Work required:
Work through the entries below and show every line in which "Furniture" is found.

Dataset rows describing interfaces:
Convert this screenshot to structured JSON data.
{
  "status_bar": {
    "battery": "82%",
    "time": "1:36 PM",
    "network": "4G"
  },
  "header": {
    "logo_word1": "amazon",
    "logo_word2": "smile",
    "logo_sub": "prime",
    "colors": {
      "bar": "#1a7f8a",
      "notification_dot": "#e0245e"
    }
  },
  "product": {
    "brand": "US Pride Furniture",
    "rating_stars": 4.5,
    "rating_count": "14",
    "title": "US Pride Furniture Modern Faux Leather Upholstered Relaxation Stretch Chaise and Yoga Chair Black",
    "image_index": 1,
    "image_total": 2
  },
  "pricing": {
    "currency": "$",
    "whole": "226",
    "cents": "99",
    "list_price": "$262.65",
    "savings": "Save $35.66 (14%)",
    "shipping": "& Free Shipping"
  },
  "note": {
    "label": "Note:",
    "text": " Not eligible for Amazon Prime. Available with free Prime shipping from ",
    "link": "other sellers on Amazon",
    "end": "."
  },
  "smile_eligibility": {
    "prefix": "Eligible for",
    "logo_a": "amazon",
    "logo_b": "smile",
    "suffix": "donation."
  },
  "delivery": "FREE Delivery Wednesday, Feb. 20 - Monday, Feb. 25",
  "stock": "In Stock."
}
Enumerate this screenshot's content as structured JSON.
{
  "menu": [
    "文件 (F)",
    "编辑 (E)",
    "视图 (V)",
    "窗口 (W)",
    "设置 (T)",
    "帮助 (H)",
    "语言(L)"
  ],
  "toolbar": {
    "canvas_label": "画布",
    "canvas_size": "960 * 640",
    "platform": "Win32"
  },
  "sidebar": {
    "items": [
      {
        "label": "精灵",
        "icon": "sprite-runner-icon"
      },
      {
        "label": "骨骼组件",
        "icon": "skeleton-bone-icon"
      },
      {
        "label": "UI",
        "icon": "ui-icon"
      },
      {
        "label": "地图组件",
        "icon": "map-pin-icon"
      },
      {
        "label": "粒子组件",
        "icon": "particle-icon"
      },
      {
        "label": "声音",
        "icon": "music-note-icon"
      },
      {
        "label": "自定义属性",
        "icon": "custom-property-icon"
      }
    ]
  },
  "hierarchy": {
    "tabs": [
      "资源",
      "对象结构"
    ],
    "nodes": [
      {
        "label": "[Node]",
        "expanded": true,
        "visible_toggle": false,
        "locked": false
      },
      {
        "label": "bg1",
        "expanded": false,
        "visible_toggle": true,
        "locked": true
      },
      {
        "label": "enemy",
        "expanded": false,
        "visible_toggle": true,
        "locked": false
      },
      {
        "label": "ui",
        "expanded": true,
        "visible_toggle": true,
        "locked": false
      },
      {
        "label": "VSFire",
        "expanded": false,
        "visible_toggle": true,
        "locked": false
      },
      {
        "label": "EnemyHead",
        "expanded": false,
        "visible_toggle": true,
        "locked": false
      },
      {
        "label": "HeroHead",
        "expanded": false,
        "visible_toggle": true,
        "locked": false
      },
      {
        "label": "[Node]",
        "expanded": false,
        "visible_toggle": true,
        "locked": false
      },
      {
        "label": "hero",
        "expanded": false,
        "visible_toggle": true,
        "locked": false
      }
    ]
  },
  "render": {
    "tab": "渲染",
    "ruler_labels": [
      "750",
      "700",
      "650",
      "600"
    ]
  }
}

Answer for the task:
    "brand": "US Pride Furniture",
    "title": "US Pride Furniture Modern Faux Leather Upholstered Relaxation Stretch Chaise and Yoga Chair Black",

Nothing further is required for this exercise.